### Rules of Analytic Tableaux

To implement the strategy of Analytic Tableaux, we need to understand what it comes to when we assert a given PC-WFF. Assertions, it turns out, can resolve either *conjointly*, which gives us our *non-branching rules*, or *disjointly*, which gives us our *branching rules*. Suppose X and Y are any PC-WFF's. Then,

#### Non-Branching Rules

Since '∼X' is true iff 'X' is false, '∼∼X' asserts 'X' on the same branch.

Since 'X ∧ Y' is true iff both 'X' is true and 'Y' is true, 'X ∧ Y' asserts both 'X' and 'Y' on the same branch.

Since '∼(X ∨ Y)' is true iff 'X ∨ Y' is false, and 'X ∨ Y' is false iff both 'X' is false and 'Y' is false, '∼(X ∨ Y)' asserts both '∼X' and '∼Y' on the same branch.

Since '∼(X → Y) is true iff 'X → Y' is false, and 'X → Y' is false iff both 'X' is true and 'Y' is false, '∼(X → Y)' asserts both 'X' and '∼Y'.

#### Branching Rules

Since 'X ∨ Y' is true iff either 'X' is true, or 'Y' is true, or both 'X' and 'Y' are true, 'X ∨ Y' splits between asserting 'X' on a branch and 'Y' on another branch.

'∼(X ∧ Y)' is true iff 'X ∧ Y' is false, and 'X ∧ Y' is false iff either 'X' is false or 'Y' is false, '∼(X ∧ Y)' splits between asserting '∼X' on a branch and '∼Y' on another branch.

Since 'X → Y' is true iff either 'X' is false or 'Y' is true, 'X → Y' splits between asserting '∼X' on a branch and 'Y' on another branch.

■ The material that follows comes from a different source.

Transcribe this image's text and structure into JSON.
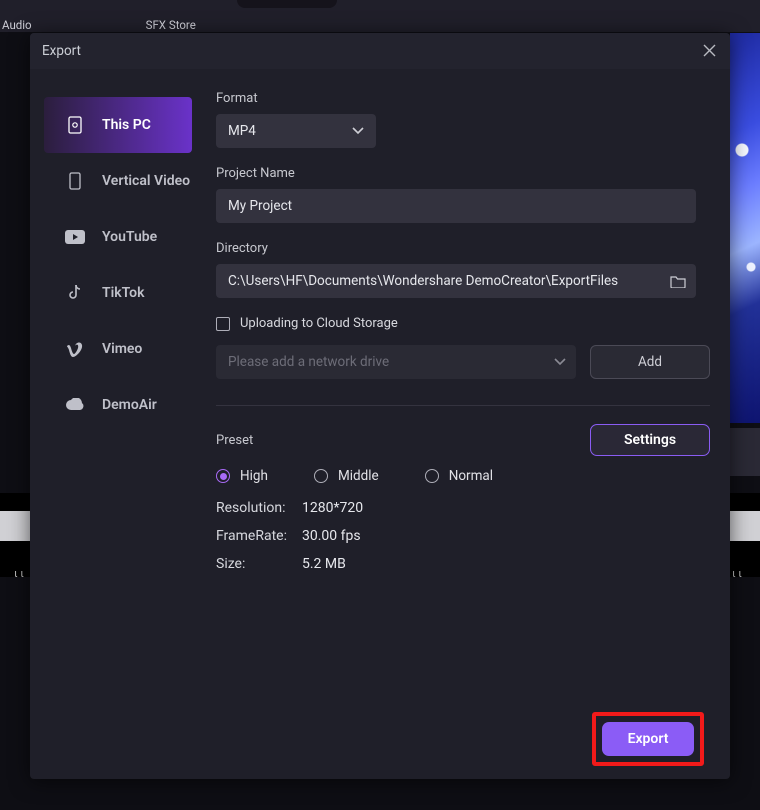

Since 'X ↔ Y' is true iff either both 'X' is true and 'Y' is true or both 'X' is false and 'Y' is false, 'X ↔ Y' splits between asserting both 'X' and 'Y' together on one branch and '∼X' and '∼Y' together on another branch.

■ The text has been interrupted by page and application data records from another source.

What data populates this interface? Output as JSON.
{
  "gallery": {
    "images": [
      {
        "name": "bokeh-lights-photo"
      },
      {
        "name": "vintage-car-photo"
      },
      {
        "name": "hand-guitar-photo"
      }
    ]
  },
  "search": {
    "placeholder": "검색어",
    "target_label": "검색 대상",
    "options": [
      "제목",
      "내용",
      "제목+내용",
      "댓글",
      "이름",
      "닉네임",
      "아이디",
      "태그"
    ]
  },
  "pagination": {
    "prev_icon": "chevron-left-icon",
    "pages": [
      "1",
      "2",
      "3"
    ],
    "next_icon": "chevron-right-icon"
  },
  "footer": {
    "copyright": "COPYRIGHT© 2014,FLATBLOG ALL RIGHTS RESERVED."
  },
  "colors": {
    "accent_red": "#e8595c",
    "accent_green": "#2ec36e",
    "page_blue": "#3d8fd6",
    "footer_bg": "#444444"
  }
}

Since '∼(X ↔ Y)' is true iff 'X ↔ Y' is false, and 'X ↔ Y' is false iff either both 'X' is true and 'Y' is false or both 'X' is false and 'Y' is true, '∼(X ↔ Y)' splits between asserting both 'X' and '∼Y' together on one branch and '∼X' and 'Y' together on another branch.

In general we want to apply non-branching rules before branching rules to keep our trees tall and skinny. Remember also that assertions propagate (repeat themselves) across branches beneath them (our trees grow upside down!) Our goal on every branch is the same: We keep resolving assertions until we get to a PC-WFF *and* its negation on a branch, no matter how far back up the branch we have to trace to reach either the PC-WFF or its negation. The branch then 'dies', which we indicate by putting an 'x' under the dead branch.

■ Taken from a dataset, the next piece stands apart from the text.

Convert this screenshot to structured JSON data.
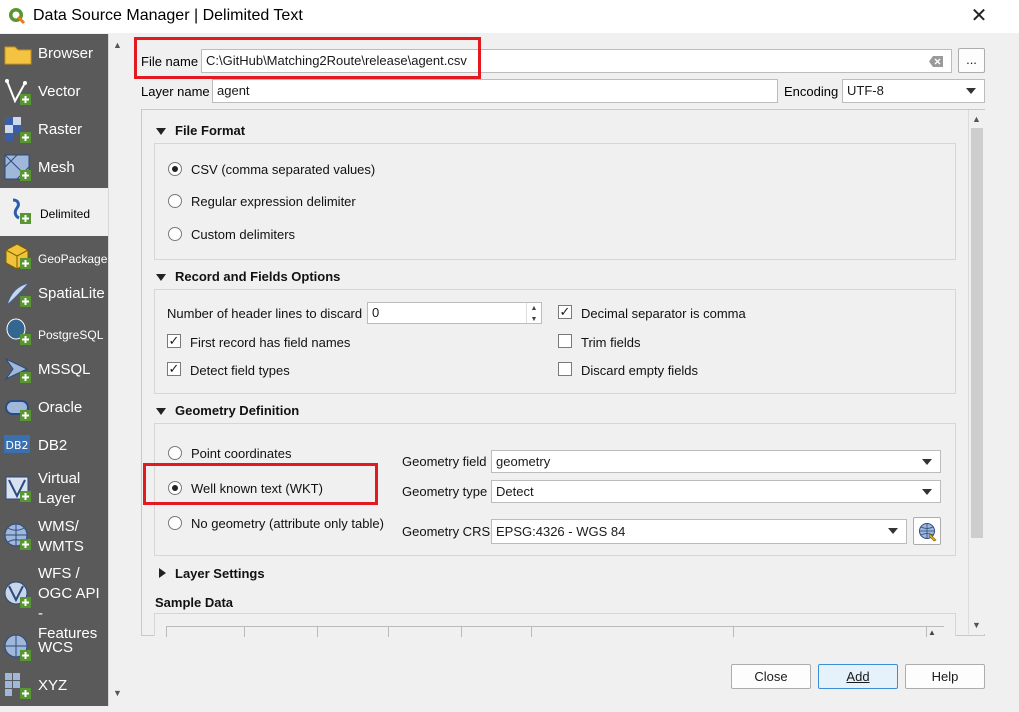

Once all the branches have been shown to die, we have shown that the tree dies--that is, that it is impossible to assert all of the premises while denying the conclusion.

Neat, eh?

Next time we will apply these methods to natural language arguments and practice using the methods of truth tables and analytic tableaux.